Pictures do not belong in your copy. Repeat all the other data exactly.

App and web page records
..........

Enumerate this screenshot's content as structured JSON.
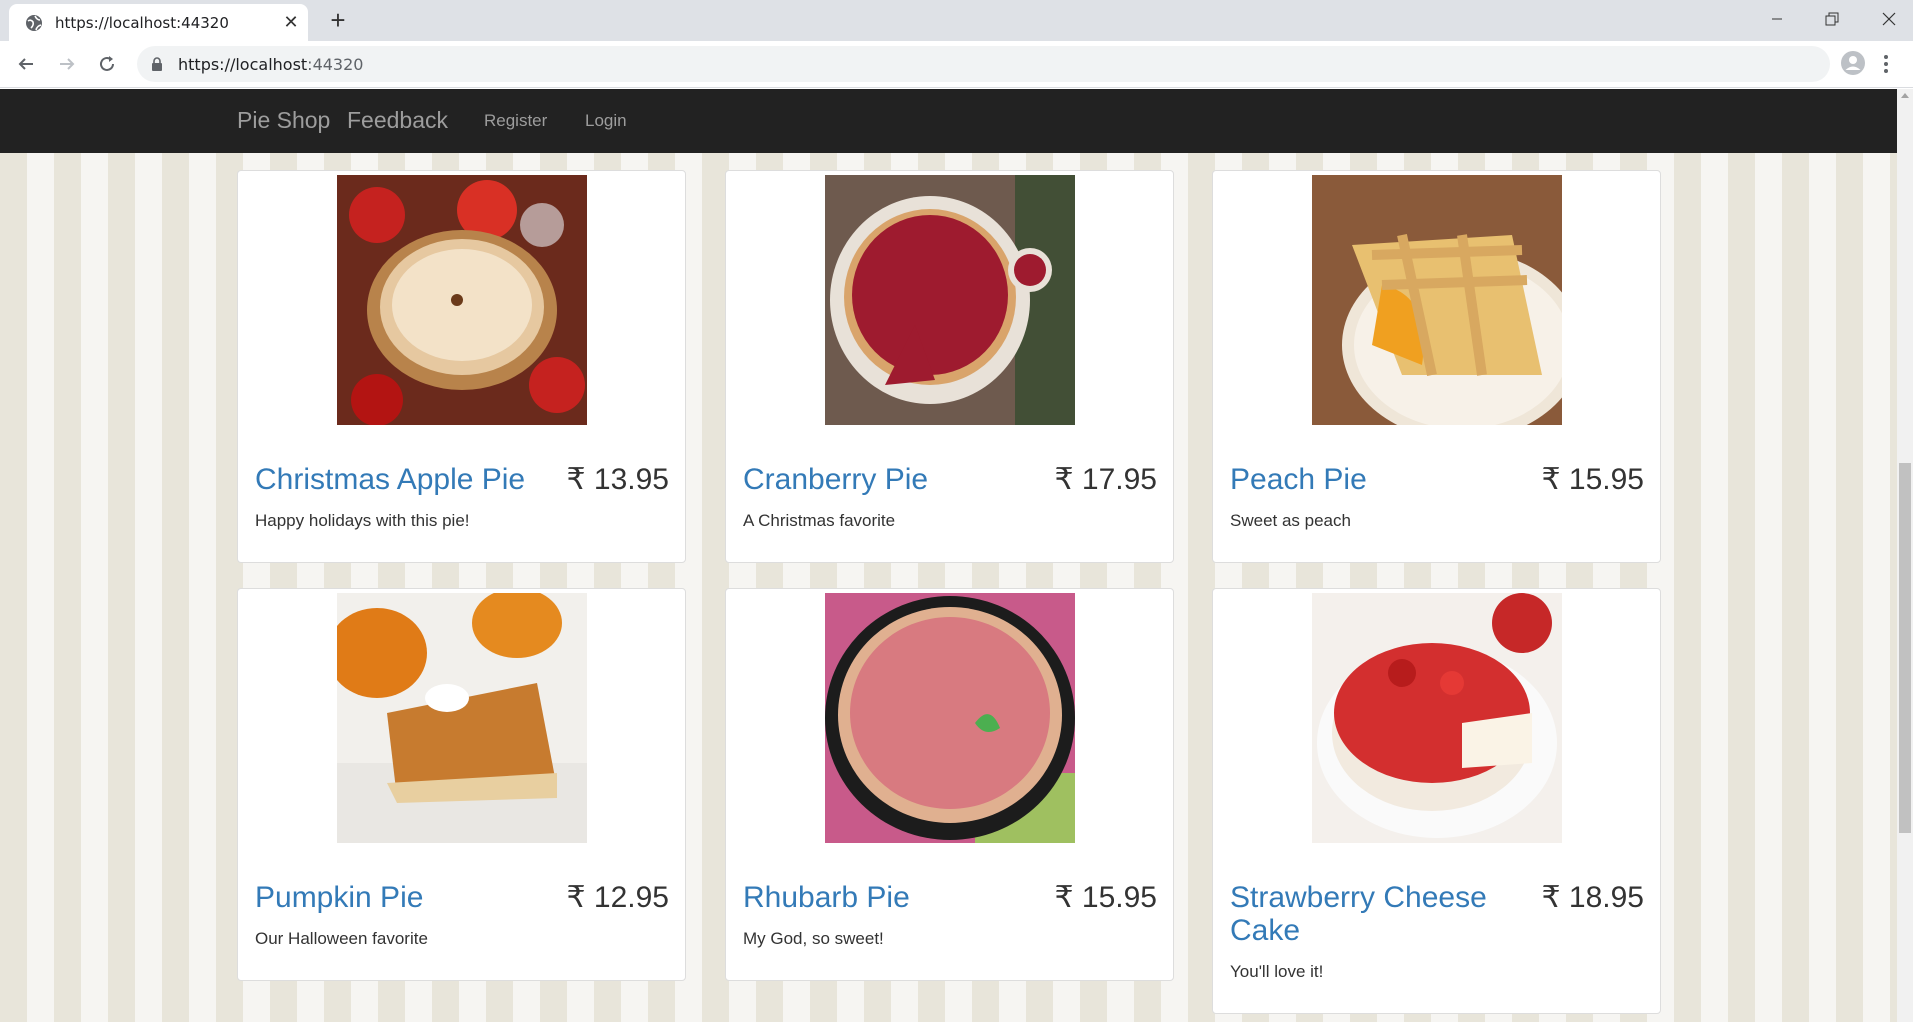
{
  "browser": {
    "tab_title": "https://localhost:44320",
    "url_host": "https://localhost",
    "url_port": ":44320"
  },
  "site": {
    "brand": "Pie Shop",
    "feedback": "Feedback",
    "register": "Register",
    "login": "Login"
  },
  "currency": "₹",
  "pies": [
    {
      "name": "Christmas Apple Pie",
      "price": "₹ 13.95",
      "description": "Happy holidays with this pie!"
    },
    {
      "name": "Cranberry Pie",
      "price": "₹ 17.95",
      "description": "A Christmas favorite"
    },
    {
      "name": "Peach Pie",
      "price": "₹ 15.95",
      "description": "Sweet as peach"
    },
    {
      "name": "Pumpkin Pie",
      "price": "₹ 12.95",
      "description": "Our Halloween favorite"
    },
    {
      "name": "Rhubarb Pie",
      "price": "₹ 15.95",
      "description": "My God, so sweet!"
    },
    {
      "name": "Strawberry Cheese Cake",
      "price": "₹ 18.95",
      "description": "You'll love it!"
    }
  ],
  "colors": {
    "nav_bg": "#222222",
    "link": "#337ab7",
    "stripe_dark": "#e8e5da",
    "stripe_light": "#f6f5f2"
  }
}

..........

◆ ANSWER TO THIS EXERCISE:
Enumerate this screenshot's content as structured JSON.
{
  "browser": {
    "tab_title": "https://localhost:44320",
    "url_host": "https://localhost",
    "url_port": ":44320"
  },
  "site": {
    "brand": "Pie Shop",
    "feedback": "Feedback",
    "register": "Register",
    "login": "Login"
  },
  "currency": "₹",
  "pies": [
    {
      "name": "Christmas Apple Pie",
      "price": "₹ 13.95",
      "description": "Happy holidays with this pie!"
    },
    {
      "name": "Cranberry Pie",
      "price": "₹ 17.95",
      "description": "A Christmas favorite"
    },
    {
      "name": "Peach Pie",
      "price": "₹ 15.95",
      "description": "Sweet as peach"
    },
    {
      "name": "Pumpkin Pie",
      "price": "₹ 12.95",
      "description": "Our Halloween favorite"
    },
    {
      "name": "Rhubarb Pie",
      "price": "₹ 15.95",
      "description": "My God, so sweet!"
    },
    {
      "name": "Strawberry Cheese Cake",
      "price": "₹ 18.95",
      "description": "You'll love it!"
    }
  ],
  "colors": {
    "nav_bg": "#222222",
    "link": "#337ab7",
    "stripe_dark": "#e8e5da",
    "stripe_light": "#f6f5f2"
  }
}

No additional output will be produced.